Return the records that follow, unchanged and complete.

DATA EXTRACTS START

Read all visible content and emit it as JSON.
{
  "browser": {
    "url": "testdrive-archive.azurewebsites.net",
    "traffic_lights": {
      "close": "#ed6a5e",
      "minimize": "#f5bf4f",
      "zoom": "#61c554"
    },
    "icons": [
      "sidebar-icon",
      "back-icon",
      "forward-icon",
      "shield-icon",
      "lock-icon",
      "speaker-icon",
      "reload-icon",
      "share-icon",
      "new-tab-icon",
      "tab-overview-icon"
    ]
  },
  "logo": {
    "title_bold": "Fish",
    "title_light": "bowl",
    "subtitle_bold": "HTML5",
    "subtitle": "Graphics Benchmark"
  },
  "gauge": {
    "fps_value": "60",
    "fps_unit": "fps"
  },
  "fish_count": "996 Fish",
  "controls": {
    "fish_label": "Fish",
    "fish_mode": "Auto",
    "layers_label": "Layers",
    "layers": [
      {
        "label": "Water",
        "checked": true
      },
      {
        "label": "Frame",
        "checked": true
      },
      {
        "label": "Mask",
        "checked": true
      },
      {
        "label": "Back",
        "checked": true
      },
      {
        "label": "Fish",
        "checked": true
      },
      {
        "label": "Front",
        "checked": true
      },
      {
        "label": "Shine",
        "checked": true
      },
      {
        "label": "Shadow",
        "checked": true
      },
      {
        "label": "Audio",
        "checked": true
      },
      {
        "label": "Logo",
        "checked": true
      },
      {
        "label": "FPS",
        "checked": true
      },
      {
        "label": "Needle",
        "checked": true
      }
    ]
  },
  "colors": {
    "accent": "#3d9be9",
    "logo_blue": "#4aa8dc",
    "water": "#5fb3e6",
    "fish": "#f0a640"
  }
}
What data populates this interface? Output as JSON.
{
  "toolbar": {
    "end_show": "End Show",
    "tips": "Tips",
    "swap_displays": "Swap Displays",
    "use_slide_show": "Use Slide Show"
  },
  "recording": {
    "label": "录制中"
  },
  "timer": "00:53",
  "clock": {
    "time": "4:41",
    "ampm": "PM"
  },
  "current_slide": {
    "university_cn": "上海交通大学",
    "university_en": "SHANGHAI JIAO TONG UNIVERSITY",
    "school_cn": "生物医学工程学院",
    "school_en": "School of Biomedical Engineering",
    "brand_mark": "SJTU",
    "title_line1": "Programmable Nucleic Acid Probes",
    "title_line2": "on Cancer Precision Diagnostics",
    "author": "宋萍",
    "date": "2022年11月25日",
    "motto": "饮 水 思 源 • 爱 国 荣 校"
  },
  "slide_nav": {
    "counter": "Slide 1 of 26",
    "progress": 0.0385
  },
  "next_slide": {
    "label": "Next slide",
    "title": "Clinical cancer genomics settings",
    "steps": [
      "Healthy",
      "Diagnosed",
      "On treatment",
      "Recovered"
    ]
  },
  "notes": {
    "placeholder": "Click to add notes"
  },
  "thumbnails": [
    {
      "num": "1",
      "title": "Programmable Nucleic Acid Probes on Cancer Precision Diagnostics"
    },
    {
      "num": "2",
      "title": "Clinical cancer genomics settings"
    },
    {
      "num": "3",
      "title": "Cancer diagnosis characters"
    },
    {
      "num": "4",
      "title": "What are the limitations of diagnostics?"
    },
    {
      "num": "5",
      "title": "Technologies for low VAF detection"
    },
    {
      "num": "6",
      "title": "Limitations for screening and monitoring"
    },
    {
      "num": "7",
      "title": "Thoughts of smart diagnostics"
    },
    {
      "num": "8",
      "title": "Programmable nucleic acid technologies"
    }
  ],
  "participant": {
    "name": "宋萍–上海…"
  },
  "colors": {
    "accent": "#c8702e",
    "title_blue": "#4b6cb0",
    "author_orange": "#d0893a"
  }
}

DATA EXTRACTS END

ANSWER TO THIS TASK:
Read all visible content and emit it as JSON.
{
  "browser": {
    "url": "testdrive-archive.azurewebsites.net",
    "traffic_lights": {
      "close": "#ed6a5e",
      "minimize": "#f5bf4f",
      "zoom": "#61c554"
    },
    "icons": [
      "sidebar-icon",
      "back-icon",
      "forward-icon",
      "shield-icon",
      "lock-icon",
      "speaker-icon",
      "reload-icon",
      "share-icon",
      "new-tab-icon",
      "tab-overview-icon"
    ]
  },
  "logo": {
    "title_bold": "Fish",
    "title_light": "bowl",
    "subtitle_bold": "HTML5",
    "subtitle": "Graphics Benchmark"
  },
  "gauge": {
    "fps_value": "60",
    "fps_unit": "fps"
  },
  "fish_count": "996 Fish",
  "controls": {
    "fish_label": "Fish",
    "fish_mode": "Auto",
    "layers_label": "Layers",
    "layers": [
      {
        "label": "Water",
        "checked": true
      },
      {
        "label": "Frame",
        "checked": true
      },
      {
        "label": "Mask",
        "checked": true
      },
      {
        "label": "Back",
        "checked": true
      },
      {
        "label": "Fish",
        "checked": true
      },
      {
        "label": "Front",
        "checked": true
      },
      {
        "label": "Shine",
        "checked": true
      },
      {
        "label": "Shadow",
        "checked": true
      },
      {
        "label": "Audio",
        "checked": true
      },
      {
        "label": "Logo",
        "checked": true
      },
      {
        "label": "FPS",
        "checked": true
      },
      {
        "label": "Needle",
        "checked": true
      }
    ]
  },
  "colors": {
    "accent": "#3d9be9",
    "logo_blue": "#4aa8dc",
    "water": "#5fb3e6",
    "fish": "#f0a640"
  }
}
What data populates this interface? Output as JSON.
{
  "toolbar": {
    "end_show": "End Show",
    "tips": "Tips",
    "swap_displays": "Swap Displays",
    "use_slide_show": "Use Slide Show"
  },
  "recording": {
    "label": "录制中"
  },
  "timer": "00:53",
  "clock": {
    "time": "4:41",
    "ampm": "PM"
  },
  "current_slide": {
    "university_cn": "上海交通大学",
    "university_en": "SHANGHAI JIAO TONG UNIVERSITY",
    "school_cn": "生物医学工程学院",
    "school_en": "School of Biomedical Engineering",
    "brand_mark": "SJTU",
    "title_line1": "Programmable Nucleic Acid Probes",
    "title_line2": "on Cancer Precision Diagnostics",
    "author": "宋萍",
    "date": "2022年11月25日",
    "motto": "饮 水 思 源 • 爱 国 荣 校"
  },
  "slide_nav": {
    "counter": "Slide 1 of 26",
    "progress": 0.0385
  },
  "next_slide": {
    "label": "Next slide",
    "title": "Clinical cancer genomics settings",
    "steps": [
      "Healthy",
      "Diagnosed",
      "On treatment",
      "Recovered"
    ]
  },
  "notes": {
    "placeholder": "Click to add notes"
  },
  "thumbnails": [
    {
      "num": "1",
      "title": "Programmable Nucleic Acid Probes on Cancer Precision Diagnostics"
    },
    {
      "num": "2",
      "title": "Clinical cancer genomics settings"
    },
    {
      "num": "3",
      "title": "Cancer diagnosis characters"
    },
    {
      "num": "4",
      "title": "What are the limitations of diagnostics?"
    },
    {
      "num": "5",
      "title": "Technologies for low VAF detection"
    },
    {
      "num": "6",
      "title": "Limitations for screening and monitoring"
    },
    {
      "num": "7",
      "title": "Thoughts of smart diagnostics"
    },
    {
      "num": "8",
      "title": "Programmable nucleic acid technologies"
    }
  ],
  "participant": {
    "name": "宋萍–上海…"
  },
  "colors": {
    "accent": "#c8702e",
    "title_blue": "#4b6cb0",
    "author_orange": "#d0893a"
  }
}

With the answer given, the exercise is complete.